Before I started this blog, I entertained the idea of dishing out advice in every post. I figured that I’ve learned quite a bit over the years, and that my experiences (raising both girls and boys, going through planned and unplanned pregnancies, giving birth at home and in hospital, and testing out a number of both old school text book and attachment parenting practices) qualified me to tell other people what to do. Thankfully, I quickly realised that I have no desire to preach to anyone, that I’d rather share my own authentic experiences and let people judge me accordingly. And so this blog was created: a collection of posts in which I have openly admitted that I’m a pretty sucky mother at times, and that some days I’d rather not get out of bed. The truth will set you free, right?
Today’s post, however, is going to be slightly different, because I’m pretty confident I am a genius. Okay, maybe not a full blown genius, but definitely a mum genius. You see, despite my Debbie Downer, party-pooper tendencies, I threw my kid a party on Friday. You might be thinking I’m crazy (I did only just blog about my decision to not throw parties for my kids anymore), but it was all very spontaneous, very cheap, and very, very easy. So I basically feel like I owe it to the world to share how I managed to pull it off. You can thank me in the comments section…
How I threw a stress-free birthday party for less than $20:
* I literally decided to go ahead with the party a couple of days before it took place. This meant I didn’t have weeks (or months) to think about it and get myself all worked up. I kept my cool. I did not emotionally invest in the event, and I did not bother hyping the kids up about it. This worked in my favour, as low expectations meant the kids had more fun than they’d anticipated.
* I invited only two guests. If you have multiple children, you definitely don’t need to invite a whole gang of friends to make a party. Adding two extras to the mix took our kiddie count up to six, which felt busy and exciting, but was super easy to manage.
* I threw an after-school party. This meant that instead of feeding the guests an entire meal (have you noticed that kids eat bugger all at parties anyway?), I only had to provide a few snacks. It also meant I didn’t have to deal with parents coming in and out, dropping kids off and wanting to hang around, because I picked all the kids up from school myself. Easy peasy.
* I did not set a theme. You know what sucks up a lot of time and money? Themes. I mean, aren’t birthday parties automatically themed anyway? Is “Birthday” not a theme? You don’t see people throwing Super Hero Christmas parties, right? Birthday parties needn’t be any different.
* I did not make the cake. Why spend hours baking and decorating when you can get cheapo cupcakes from the supermarket bakery. I got a six pack of red velvet cupcakes for $3 and shoved a Birthday Girl candle in one of them. Voila! Birthday cake!
* I used what I had on hand. The tablecloth was an old sheet. The balloons and banners and plates were leftover birthday junk I found tucked away in a cupboard. Had I not had them, I would’ve just used regular dinner plates, and I may have created a handmade birthday sign. Though I probably wouldn’t have. We’ve got a lightbox, after all.

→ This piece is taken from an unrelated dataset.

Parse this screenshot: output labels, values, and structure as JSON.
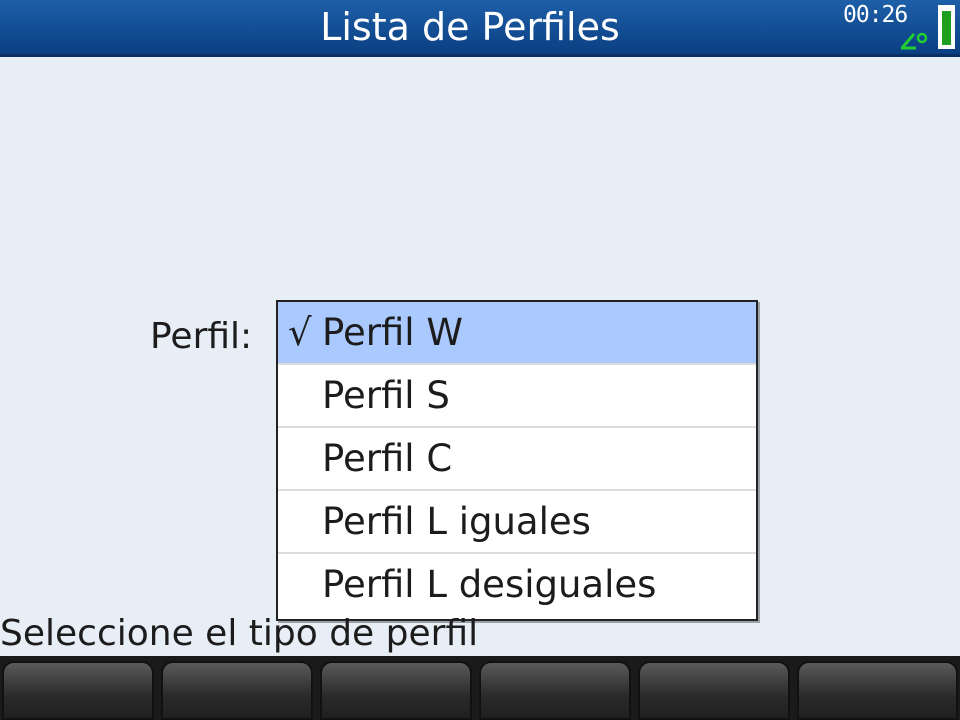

* I kept it all very 1990s. The kids came in from school, sat at the table, ate some food, sang Happy Birthday, and then moved onto the games. They played pass the parcel (there was one prize only, and I did not rig it so the birthday girl won – welcome to the real world, kids), pin the tail on the donkey (I had a felt version of the game that I found at Kmart two years ago for less than $4), and musical cushions. The prizes for the latter games were sheets of stickers and mini chocolates that I already had lying around. No money spent. Yes!
* When the games were over I left the kids to it. Half of them wanted to keep dancing to the soundtrack I’d put together for them (which took all of two minutes to compile – thanks YouTube for your “create playlist” feature), the other half wanted to go and play. So they did that and I cleaned up the kitchen – not that there was much of a mess because all the food came straight out of a packet…
All up I spent a total of maybe $19. I bought the $3 cupcakes, and spent $3 on the pass the parcel prize. The rest of the afternoon tea cost me around $12, and that included fruit juice, a bag of potato chips, a family-size bag of lollies, a packet of chocolate biscuits, and a snack pack of plain cookies (which I gave to the kids to enjoy later on, rather than sending them home with goodie bags packed full of crappy, plastic toys). I actually could’ve fed at least two extra kids too – there was still heaps of food leftover.
I’m not here to tell you how to live your life, but I am here to assure you that parties don’t have to cost hundreds of dollars. They don’t have to be themed. They do not require bouncy castles, professional face painters, and a stash of gifts to hand out to every child who showed up. The year is 2016, and I successfully pulled off a birthday party for less than $20. I’m more than a little proud of myself for that. Let me know if you’re going to do the same!
– Fern xxx
Oh and in case you’re interested, I shared the story of how my daughter came into the world over on my YouTube channel. It’s full of drama (the exact opposite of what birth should be), but light on graphic detail, so unless you find birth stories triggering, you should be fine to watch it…